Recently, my daughter’s school sent a circular, that all the mothers were supposed to send in a write up for a contest being held for the Mother’s Day. They had given a couple of themes, and the best entry would be getting a prize. I felt that both the given topics were not something I would write about, but I chose the one I could mould in a way which could convey my message. The topic was:
Best Tip On Parenting
Each child is blessed with the best parents. They are in sync and are a perfect team. But the world is changing, and I feel, there is always a scope for learning. I do not find my self capable of providing any tip to other parents, but I would like to share the approach I follow while raising my daughter.
It is common knowledge that there are strict gender stereotypes in our society. These stereotypes dictate all our choices for our children, knowingly or unknowingly, be it the colour for room or clothes, the kind of toys or games, or later on, the choice of career or hobbies. These gender stereotype based choices may gravely restrict the psychological and intellectual growth of our children. We let these stereotypes dictate how we let them sit, walk, stand and talk too! And believe me, it hampers their mindset a lot.
We do not let our boys explore ‘feminine’ fields, hobbies, and colours from day one. We fear our girls being ‘masculine’, and try our best to kepp them as ‘feminine’ and ‘girly’. This has been commercialised too. I would say, it has exaggerated with commercialisation. Every apparel store will have pinks, peaches, reds, and mauves for girls, even basic things like tiffin-boxes, bottles, bags and accessories. The boys’ section will be bold with blues, greens, blacks and yellows. We teach our girls to be muted, subdued, subtle and soft, and train our boys to be bold, daring, brave and strong by all this conditioning. Is it fair to our children? I don’t think so.
This is why I adopt the gender neutral parenting approach. And ask me how? She is just three, but gender stereotypes set in even earlier than this age. My child of three years of age shocked me by telling me how a girl should sit and how a boy should. I was horrified! A girl two years older to her had explained it to her at her day care. Small children look around them, observe us, and the gender stereotypes set in early and dictate their lives throughout.

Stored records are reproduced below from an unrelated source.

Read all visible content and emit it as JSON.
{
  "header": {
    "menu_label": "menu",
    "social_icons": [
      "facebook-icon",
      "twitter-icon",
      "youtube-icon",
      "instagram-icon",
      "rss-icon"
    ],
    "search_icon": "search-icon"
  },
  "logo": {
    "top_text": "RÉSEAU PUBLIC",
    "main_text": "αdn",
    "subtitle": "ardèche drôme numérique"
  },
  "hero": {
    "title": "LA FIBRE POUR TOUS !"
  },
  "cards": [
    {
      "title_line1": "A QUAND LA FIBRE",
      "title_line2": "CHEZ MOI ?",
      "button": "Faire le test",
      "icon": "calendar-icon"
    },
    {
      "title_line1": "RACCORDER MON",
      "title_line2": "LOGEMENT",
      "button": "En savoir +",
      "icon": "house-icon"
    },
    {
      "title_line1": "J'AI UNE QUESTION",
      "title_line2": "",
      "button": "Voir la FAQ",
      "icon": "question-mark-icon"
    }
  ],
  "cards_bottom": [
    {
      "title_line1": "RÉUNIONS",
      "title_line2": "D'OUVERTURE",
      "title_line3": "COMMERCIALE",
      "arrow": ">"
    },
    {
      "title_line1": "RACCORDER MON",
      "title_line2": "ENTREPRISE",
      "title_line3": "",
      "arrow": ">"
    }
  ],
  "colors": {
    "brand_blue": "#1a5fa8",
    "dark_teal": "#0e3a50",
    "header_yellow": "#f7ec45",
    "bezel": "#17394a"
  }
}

Talk to a three year old about gender roles and you will be surprised.
I have started with small things. If she gets a pink kitchen set for her birthday, I make sure she gets a train set too. As everyone gifts pink stuff to a girl, I never buy pink for her, to make sure her wardrobe, accessories, toys etc is balanced with subtle and bold both. I never tell her how not to sit or stand. I make it a point not to read out severely biased princess fairy tales, because they convey a very twisted message to the children. They tell them that the sole purpose of a girl’s life is to wait for a prince charming to make it better and beautiful. Instead, I read out true stories of women who have achieved success in their lives in the real world. A girl has to make her own fairy tale, and I want my girl to know it. (A very good suggestion for such a book is “Good Night Stories for Rebel Girls”, and books by The Irrelevant Project)
Yes, my daughter does understand that girls and boys are anatomically different, but that is where the difference has to end. There should be no difference in the respect, love and opportunities that both the genders get. A girl and a boy have the equal right to choose any field of interest ranging from physics to baking. We must let the child find her/his potential, and interest. We must not let our gender biases and stereotypes make defined pathways for our children to follow.
Gender Neutrality is not about the pinks and blues and unicorns. It is about letting the whole wide world of opportunities and choices open to your child to choose from.
Let us raise empowered girls, and compassionate boys. That is how this unbecomingly cruel and biased world will become beautiful.